| Required work |
Copy out each line of the entries below in which the string "機能開発において" appears.

[Start of Attachment]

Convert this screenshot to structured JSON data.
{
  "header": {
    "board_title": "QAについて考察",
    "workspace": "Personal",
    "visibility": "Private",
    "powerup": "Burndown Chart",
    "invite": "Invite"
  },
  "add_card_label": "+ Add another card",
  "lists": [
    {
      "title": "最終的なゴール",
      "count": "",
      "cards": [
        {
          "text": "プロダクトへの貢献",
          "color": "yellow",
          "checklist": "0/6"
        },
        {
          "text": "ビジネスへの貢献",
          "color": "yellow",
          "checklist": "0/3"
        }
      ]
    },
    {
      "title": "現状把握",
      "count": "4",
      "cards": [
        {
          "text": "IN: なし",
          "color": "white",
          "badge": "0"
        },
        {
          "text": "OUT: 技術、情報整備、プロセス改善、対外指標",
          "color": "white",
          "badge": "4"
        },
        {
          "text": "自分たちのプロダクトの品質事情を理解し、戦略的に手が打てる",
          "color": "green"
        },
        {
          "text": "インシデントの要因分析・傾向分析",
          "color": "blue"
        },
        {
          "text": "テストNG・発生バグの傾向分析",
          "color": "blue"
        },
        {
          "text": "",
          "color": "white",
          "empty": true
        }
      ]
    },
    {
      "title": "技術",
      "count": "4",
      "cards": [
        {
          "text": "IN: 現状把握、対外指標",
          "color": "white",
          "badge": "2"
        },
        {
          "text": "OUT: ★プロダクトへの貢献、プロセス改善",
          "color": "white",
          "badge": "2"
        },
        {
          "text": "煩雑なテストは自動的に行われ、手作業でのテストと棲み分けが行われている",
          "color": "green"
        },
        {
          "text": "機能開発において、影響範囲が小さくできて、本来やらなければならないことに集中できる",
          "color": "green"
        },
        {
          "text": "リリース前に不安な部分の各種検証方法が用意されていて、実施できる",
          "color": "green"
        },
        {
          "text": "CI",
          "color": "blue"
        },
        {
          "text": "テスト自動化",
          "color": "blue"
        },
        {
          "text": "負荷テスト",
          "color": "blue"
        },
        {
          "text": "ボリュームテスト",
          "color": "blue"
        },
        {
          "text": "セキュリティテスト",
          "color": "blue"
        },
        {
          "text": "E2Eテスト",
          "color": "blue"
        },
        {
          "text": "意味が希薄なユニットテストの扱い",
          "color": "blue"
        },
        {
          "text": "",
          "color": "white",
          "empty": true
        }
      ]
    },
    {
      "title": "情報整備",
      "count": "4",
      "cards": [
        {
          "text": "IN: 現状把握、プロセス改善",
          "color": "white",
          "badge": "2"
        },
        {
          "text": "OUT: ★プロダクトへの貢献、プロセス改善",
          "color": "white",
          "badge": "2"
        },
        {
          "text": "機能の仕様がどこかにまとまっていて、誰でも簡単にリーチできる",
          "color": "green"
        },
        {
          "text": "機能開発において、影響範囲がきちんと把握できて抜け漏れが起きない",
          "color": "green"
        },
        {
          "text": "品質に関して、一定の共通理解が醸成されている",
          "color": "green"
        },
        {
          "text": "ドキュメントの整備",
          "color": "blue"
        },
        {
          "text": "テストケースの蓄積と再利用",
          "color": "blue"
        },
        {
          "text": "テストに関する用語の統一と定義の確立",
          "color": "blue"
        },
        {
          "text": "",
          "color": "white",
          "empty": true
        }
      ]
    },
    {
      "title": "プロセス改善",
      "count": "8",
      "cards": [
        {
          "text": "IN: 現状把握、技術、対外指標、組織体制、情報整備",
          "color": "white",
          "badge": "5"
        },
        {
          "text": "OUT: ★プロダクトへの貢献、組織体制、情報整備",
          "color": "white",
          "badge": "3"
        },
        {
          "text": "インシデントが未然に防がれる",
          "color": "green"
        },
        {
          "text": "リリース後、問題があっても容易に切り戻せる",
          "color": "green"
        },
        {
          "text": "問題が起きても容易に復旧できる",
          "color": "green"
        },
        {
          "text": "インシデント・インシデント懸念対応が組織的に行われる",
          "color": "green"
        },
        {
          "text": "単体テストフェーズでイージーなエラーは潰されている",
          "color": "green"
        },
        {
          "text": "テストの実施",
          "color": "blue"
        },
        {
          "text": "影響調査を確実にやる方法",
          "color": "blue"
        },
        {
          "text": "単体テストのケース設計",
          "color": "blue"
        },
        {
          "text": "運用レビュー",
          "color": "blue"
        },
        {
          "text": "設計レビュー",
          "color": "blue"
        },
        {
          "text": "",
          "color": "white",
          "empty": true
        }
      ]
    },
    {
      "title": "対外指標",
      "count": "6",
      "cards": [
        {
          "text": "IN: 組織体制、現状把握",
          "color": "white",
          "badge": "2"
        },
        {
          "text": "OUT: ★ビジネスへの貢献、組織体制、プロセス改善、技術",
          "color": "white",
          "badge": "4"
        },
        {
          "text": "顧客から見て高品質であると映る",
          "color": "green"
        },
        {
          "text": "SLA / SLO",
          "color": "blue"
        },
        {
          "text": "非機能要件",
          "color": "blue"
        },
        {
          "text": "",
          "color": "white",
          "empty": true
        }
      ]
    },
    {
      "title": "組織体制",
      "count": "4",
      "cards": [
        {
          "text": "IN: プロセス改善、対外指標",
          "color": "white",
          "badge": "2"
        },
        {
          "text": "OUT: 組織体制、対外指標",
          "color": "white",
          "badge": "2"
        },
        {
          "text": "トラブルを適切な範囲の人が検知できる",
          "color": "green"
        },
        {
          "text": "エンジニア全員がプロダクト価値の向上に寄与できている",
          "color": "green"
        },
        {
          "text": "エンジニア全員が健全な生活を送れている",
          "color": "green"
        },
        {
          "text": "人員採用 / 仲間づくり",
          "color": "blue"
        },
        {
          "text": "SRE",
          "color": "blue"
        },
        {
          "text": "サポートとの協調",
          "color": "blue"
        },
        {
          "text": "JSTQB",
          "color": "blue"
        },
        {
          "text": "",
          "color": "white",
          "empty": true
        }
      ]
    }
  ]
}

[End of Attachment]

| Response to the exercise |
          "text": "機能開発において、影響範囲が小さくできて、本来やらなければならないことに集中できる",
          "text": "機能開発において、影響範囲がきちんと把握できて抜け漏れが起きない",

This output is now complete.